The obvious question is where is the breakpoint? What size of team causes this shift? This is important to me as a consultant. I want to ensure I'm not stepping out of my lane and giving bad advice. I generally work with smaller teams. I've got that part down. At what point am I exiting the small or medium team realm? At some point, I'll need to either change my thinking to accommodate a larger team size or just say "This isn't for me, I only work with smaller teams." It would be nice to know where that line is.

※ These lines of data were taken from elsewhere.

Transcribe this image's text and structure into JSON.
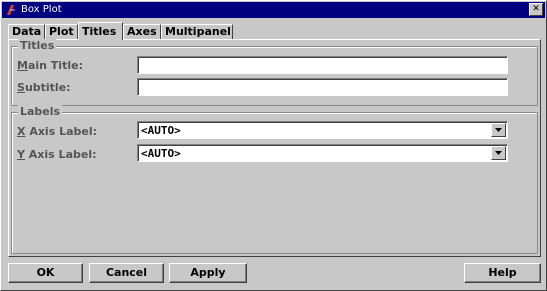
{
  "window": {
    "title": "Box Plot",
    "close_symbol": "✕"
  },
  "tabs": [
    {
      "label": "Data",
      "active": false
    },
    {
      "label": "Plot",
      "active": false
    },
    {
      "label": "Titles",
      "active": true
    },
    {
      "label": "Axes",
      "active": false
    },
    {
      "label": "Multipanel",
      "active": false
    }
  ],
  "titles_group": {
    "legend": "Titles",
    "main_title": {
      "mnemonic": "M",
      "rest": "ain Title:",
      "value": ""
    },
    "subtitle": {
      "mnemonic": "S",
      "rest": "ubtitle:",
      "value": ""
    }
  },
  "labels_group": {
    "legend": "Labels",
    "x_axis": {
      "mnemonic": "X",
      "rest": " Axis Label:",
      "value": "<AUTO>"
    },
    "y_axis": {
      "mnemonic": "Y",
      "rest": " Axis Label:",
      "value": "<AUTO>"
    }
  },
  "buttons": {
    "ok": "OK",
    "cancel": "Cancel",
    "apply": "Apply",
    "help": "Help"
  }
}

In Wild West to Agile the author does attempt to address this obliquely. He is trying to address the question of "Is Agile still relevant?" and his line of inquiry is still relevant here. He goes back to the Agile Manifesto and the tradeoffs. He poses the question: The Agile Manifesto says "We value individuals and interactions over processes and tools" As teams grow there are more individuals and interactions. At the same time, we need more processes and tools to keep chaos at bay. Do we reach a point where processes and tools become more important than individuals and interactions? If so, where is that point? How do we find it? You can ask that question for each of the Agile value statements. If you ask those same questions about the various agile practices you'd probably get different answers. This entire line of questioning ties into my previous point about mindset and values being more transferrable.

I remember reading a Malcolm Gladwell book - I believe it was "The Tipping Point." He mentioned that primates naturally keep their group sizes to 150 or less. The thinking is that above 150 people it is hard to have a relationship with each one and that once you get above 150 the group dynamic changes drastically. I don't know how much truth there is to that, yet it does give you a hard number and correlates with my ECP vs CMC story above (probably just a coincidence). Based on my experience 150 developers seems like a lot (at least for LabVIEW).

Technical Questions

This line of questioning can also extend to more technical practices

Framework - AF vs DQMH

If you've been following me you probably know that I am a big fan of DQMH and not as big a fan of AF. I find it overcomplicated for the projects that I do. I don't need its level of flexibility. It does bring up the question of scaling though. Most of the people I know who use DQMH regularly work on small to medium projects and most of the people I know who really like AF tend to work on much larger projects.

PPLs or monolith?

PPLs are another technical issue that seems to hinge on the issue of scale. For small to medium applications, a monolithic application isn't a big deal. It tends to be small enough to grok and build times are generally pretty quick. It's hard to justify the complexity that PPLs add. However, I was talking to a developer recently who had a 3-hour build time for their app. In that case, I would definitely start looking very hard at PPLs. Most people I talk to who use PPLs talk about at least 10s and usually 100s of PPLs for an app.

CI/CD investment

CI/CD investment also seems to have a scaling issue. I will start out by saying I think CI/CD is a fundamental skill and everyone will benefit from it. However, in LabVIEW, there is a large upfront cost to setting up CI/CD. On small projects, it is hard to justify that cost. I imagine that at some point a project gets large enough to easily justify the investment. At some point, a project probably gets so big that it becomes hard to justify NOT investing in CI/CD.

Style Guides

I'm preparing a presentation about the Blue Autoformatter for LabVIEW for GDevCon N.A. In it, I talk a lot about style guides. I think style guides also scale with an organization. When you are a 1 or 2-man shop, style guides aren't quite as important. You could easily make do with an informal agreement. As your team grows, the importance given to style guides and the amount of effort involved in creating, maintaining, and enforcing them grows as well.


How does the issue of scaling affect how we work and the specific tools and practices we use? What have you noticed? What am I missing? Please add your thoughts to the comments.